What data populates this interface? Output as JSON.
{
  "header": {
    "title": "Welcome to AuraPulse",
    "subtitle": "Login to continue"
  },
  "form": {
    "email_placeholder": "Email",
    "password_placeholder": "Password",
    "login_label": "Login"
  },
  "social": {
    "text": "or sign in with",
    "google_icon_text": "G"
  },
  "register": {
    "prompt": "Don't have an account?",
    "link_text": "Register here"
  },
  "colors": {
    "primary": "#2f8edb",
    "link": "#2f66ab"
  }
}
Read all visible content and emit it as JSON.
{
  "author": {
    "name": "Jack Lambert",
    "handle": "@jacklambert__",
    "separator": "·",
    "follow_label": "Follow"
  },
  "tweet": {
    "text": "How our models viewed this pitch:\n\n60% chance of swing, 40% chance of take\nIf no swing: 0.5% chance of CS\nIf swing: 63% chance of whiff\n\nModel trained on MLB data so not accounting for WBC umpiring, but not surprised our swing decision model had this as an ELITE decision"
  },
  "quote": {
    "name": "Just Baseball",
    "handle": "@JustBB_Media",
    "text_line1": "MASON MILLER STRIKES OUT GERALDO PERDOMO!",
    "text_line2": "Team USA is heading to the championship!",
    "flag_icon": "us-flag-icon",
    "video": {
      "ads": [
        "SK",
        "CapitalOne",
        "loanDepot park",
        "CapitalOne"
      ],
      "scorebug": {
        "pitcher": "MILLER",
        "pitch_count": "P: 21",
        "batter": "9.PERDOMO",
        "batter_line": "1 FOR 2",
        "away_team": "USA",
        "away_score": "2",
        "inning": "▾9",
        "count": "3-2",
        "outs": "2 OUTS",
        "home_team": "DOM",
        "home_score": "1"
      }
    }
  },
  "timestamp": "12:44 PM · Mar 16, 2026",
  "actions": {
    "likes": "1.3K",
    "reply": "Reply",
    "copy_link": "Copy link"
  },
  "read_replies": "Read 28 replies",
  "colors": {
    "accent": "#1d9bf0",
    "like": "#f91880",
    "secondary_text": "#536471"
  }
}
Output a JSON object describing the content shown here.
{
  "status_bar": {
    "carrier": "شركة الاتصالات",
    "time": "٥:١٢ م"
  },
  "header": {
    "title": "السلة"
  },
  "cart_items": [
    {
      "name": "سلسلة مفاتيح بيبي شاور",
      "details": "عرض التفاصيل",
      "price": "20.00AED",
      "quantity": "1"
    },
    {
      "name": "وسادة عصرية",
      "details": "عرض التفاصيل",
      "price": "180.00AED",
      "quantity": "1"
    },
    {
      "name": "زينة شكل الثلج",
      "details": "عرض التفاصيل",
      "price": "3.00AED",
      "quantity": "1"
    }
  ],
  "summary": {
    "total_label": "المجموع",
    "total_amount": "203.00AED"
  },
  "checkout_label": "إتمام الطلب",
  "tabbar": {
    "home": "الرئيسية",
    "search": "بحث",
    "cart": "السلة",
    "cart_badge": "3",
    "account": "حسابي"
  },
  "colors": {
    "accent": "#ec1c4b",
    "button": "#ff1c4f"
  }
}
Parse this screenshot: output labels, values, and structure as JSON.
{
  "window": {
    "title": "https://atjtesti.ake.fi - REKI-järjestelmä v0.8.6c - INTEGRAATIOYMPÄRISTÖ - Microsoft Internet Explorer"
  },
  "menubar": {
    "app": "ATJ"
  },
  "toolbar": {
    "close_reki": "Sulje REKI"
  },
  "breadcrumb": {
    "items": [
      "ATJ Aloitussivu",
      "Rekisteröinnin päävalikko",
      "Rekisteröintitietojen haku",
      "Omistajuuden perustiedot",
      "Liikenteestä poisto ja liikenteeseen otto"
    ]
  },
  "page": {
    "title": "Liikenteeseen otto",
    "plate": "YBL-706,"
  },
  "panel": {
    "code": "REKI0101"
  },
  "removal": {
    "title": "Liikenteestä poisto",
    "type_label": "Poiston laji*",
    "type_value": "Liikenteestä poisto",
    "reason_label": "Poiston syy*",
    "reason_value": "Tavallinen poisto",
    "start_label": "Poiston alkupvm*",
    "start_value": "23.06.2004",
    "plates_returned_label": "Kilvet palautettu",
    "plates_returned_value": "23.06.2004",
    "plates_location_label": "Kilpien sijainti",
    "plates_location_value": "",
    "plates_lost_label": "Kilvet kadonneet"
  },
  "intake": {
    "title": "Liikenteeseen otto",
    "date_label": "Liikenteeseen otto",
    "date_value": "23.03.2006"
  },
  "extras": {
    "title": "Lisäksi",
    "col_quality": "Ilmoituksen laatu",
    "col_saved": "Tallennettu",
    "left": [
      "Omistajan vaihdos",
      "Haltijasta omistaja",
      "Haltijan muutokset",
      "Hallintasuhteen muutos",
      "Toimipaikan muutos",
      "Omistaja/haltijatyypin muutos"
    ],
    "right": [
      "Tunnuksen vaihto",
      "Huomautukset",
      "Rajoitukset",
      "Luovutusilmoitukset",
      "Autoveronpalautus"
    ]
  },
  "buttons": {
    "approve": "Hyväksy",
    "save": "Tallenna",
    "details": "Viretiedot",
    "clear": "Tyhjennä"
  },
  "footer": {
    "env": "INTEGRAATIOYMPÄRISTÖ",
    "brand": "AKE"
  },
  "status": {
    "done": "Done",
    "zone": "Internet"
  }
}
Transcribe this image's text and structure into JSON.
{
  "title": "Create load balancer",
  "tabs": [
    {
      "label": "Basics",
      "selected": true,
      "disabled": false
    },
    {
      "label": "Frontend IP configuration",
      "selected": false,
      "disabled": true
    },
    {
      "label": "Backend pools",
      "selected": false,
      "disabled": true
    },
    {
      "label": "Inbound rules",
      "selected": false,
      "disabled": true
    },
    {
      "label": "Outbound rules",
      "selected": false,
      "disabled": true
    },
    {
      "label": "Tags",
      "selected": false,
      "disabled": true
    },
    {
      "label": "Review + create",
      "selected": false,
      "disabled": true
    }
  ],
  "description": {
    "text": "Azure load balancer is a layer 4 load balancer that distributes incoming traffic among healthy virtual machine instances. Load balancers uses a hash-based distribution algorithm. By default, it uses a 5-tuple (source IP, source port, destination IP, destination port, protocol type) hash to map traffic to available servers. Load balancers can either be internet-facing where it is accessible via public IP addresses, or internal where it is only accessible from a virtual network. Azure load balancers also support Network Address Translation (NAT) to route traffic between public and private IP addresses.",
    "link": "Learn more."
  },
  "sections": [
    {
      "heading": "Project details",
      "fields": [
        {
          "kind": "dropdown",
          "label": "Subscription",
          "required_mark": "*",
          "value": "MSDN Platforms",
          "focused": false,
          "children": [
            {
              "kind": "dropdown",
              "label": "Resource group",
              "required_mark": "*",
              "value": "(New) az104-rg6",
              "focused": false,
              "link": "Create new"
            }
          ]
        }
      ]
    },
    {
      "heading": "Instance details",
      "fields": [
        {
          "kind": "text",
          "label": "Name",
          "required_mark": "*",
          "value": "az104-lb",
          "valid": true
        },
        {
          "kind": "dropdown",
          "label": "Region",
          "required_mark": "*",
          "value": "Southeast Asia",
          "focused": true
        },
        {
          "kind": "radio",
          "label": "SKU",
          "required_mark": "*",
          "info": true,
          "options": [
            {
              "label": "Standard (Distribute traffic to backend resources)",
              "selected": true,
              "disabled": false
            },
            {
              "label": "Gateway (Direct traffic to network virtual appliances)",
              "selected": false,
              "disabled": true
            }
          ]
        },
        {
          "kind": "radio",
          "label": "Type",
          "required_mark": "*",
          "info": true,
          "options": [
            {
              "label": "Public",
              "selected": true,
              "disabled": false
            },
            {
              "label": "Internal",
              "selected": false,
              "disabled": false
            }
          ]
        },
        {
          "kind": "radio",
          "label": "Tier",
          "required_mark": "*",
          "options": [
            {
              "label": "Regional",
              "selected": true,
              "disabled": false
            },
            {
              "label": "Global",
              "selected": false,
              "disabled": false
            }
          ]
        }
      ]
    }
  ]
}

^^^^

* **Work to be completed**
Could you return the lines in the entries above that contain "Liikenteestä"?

* **Response to this exercise**
      "Liikenteestä poisto ja liikenteeseen otto"
    "title": "Liikenteestä poisto",
    "type_value": "Liikenteestä poisto",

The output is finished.